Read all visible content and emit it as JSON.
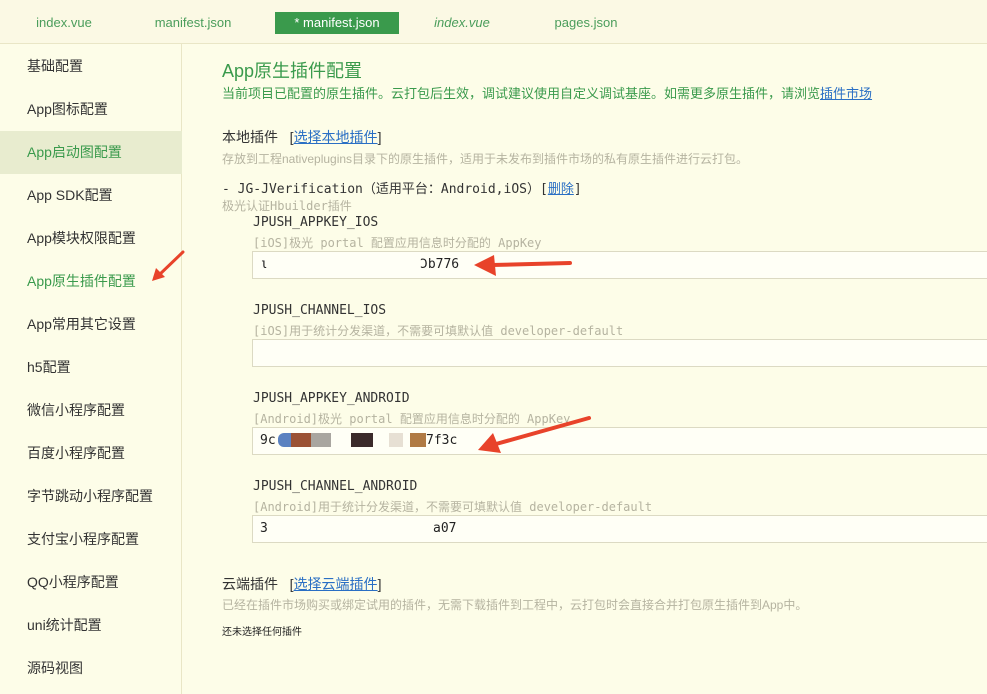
{
  "tabs": [
    {
      "label": "index.vue",
      "italic": false,
      "active": false
    },
    {
      "label": "manifest.json",
      "italic": false,
      "active": false
    },
    {
      "label": "* manifest.json",
      "italic": false,
      "active": true
    },
    {
      "label": "index.vue",
      "italic": true,
      "active": false
    },
    {
      "label": "pages.json",
      "italic": false,
      "active": false
    }
  ],
  "sidebar": {
    "items": [
      {
        "label": "基础配置"
      },
      {
        "label": "App图标配置"
      },
      {
        "label": "App启动图配置",
        "selected": true
      },
      {
        "label": "App  SDK配置"
      },
      {
        "label": "App模块权限配置"
      },
      {
        "label": "App原生插件配置",
        "current": true
      },
      {
        "label": "App常用其它设置"
      },
      {
        "label": "h5配置"
      },
      {
        "label": "微信小程序配置"
      },
      {
        "label": "百度小程序配置"
      },
      {
        "label": "字节跳动小程序配置"
      },
      {
        "label": "支付宝小程序配置"
      },
      {
        "label": "QQ小程序配置"
      },
      {
        "label": "uni统计配置"
      },
      {
        "label": "源码视图"
      }
    ]
  },
  "main": {
    "title": "App原生插件配置",
    "desc_prefix": "当前项目已配置的原生插件。云打包后生效，调试建议使用自定义调试基座。如需更多原生插件，请浏览",
    "desc_link": "插件市场",
    "local": {
      "title": "本地插件",
      "link": "选择本地插件",
      "desc": "存放到工程nativeplugins目录下的原生插件，适用于未发布到插件市场的私有原生插件进行云打包。"
    },
    "plugin": {
      "prefix": "- JG-JVerification（适用平台：Android,iOS）[",
      "delete": "删除",
      "suffix": "]",
      "desc": "极光认证Hbuilder插件"
    },
    "fields": [
      {
        "label": "JPUSH_APPKEY_IOS",
        "hint": "[iOS]极光 portal 配置应用信息时分配的 AppKey",
        "value_start": "ι",
        "value_end": "Ͻb776"
      },
      {
        "label": "JPUSH_CHANNEL_IOS",
        "hint": "[iOS]用于统计分发渠道，不需要可填默认值 developer-default",
        "value_start": "",
        "value_end": ""
      },
      {
        "label": "JPUSH_APPKEY_ANDROID",
        "hint": "[Android]极光 portal 配置应用信息时分配的 AppKey",
        "value_start": "9c",
        "value_end": "7f3c"
      },
      {
        "label": "JPUSH_CHANNEL_ANDROID",
        "hint": "[Android]用于统计分发渠道，不需要可填默认值 developer-default",
        "value_start": "3",
        "value_end": "a07"
      }
    ],
    "cloud": {
      "title": "云端插件",
      "link": "选择云端插件",
      "desc": "已经在插件市场购买或绑定试用的插件，无需下载插件到工程中，云打包时会直接合并打包原生插件到App中。",
      "empty": "还未选择任何插件"
    }
  },
  "colors": {
    "accent": "#3a9a4c",
    "link": "#2a6fc4",
    "annotation_arrow": "#e8432a"
  }
}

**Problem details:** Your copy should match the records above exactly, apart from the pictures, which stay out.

**Output below:**
Read all visible content and emit it as JSON.
{
  "tabs": [
    {
      "label": "index.vue",
      "italic": false,
      "active": false
    },
    {
      "label": "manifest.json",
      "italic": false,
      "active": false
    },
    {
      "label": "* manifest.json",
      "italic": false,
      "active": true
    },
    {
      "label": "index.vue",
      "italic": true,
      "active": false
    },
    {
      "label": "pages.json",
      "italic": false,
      "active": false
    }
  ],
  "sidebar": {
    "items": [
      {
        "label": "基础配置"
      },
      {
        "label": "App图标配置"
      },
      {
        "label": "App启动图配置",
        "selected": true
      },
      {
        "label": "App  SDK配置"
      },
      {
        "label": "App模块权限配置"
      },
      {
        "label": "App原生插件配置",
        "current": true
      },
      {
        "label": "App常用其它设置"
      },
      {
        "label": "h5配置"
      },
      {
        "label": "微信小程序配置"
      },
      {
        "label": "百度小程序配置"
      },
      {
        "label": "字节跳动小程序配置"
      },
      {
        "label": "支付宝小程序配置"
      },
      {
        "label": "QQ小程序配置"
      },
      {
        "label": "uni统计配置"
      },
      {
        "label": "源码视图"
      }
    ]
  },
  "main": {
    "title": "App原生插件配置",
    "desc_prefix": "当前项目已配置的原生插件。云打包后生效，调试建议使用自定义调试基座。如需更多原生插件，请浏览",
    "desc_link": "插件市场",
    "local": {
      "title": "本地插件",
      "link": "选择本地插件",
      "desc": "存放到工程nativeplugins目录下的原生插件，适用于未发布到插件市场的私有原生插件进行云打包。"
    },
    "plugin": {
      "prefix": "- JG-JVerification（适用平台：Android,iOS）[",
      "delete": "删除",
      "suffix": "]",
      "desc": "极光认证Hbuilder插件"
    },
    "fields": [
      {
        "label": "JPUSH_APPKEY_IOS",
        "hint": "[iOS]极光 portal 配置应用信息时分配的 AppKey",
        "value_start": "ι",
        "value_end": "Ͻb776"
      },
      {
        "label": "JPUSH_CHANNEL_IOS",
        "hint": "[iOS]用于统计分发渠道，不需要可填默认值 developer-default",
        "value_start": "",
        "value_end": ""
      },
      {
        "label": "JPUSH_APPKEY_ANDROID",
        "hint": "[Android]极光 portal 配置应用信息时分配的 AppKey",
        "value_start": "9c",
        "value_end": "7f3c"
      },
      {
        "label": "JPUSH_CHANNEL_ANDROID",
        "hint": "[Android]用于统计分发渠道，不需要可填默认值 developer-default",
        "value_start": "3",
        "value_end": "a07"
      }
    ],
    "cloud": {
      "title": "云端插件",
      "link": "选择云端插件",
      "desc": "已经在插件市场购买或绑定试用的插件，无需下载插件到工程中，云打包时会直接合并打包原生插件到App中。",
      "empty": "还未选择任何插件"
    }
  },
  "colors": {
    "accent": "#3a9a4c",
    "link": "#2a6fc4",
    "annotation_arrow": "#e8432a"
  }
}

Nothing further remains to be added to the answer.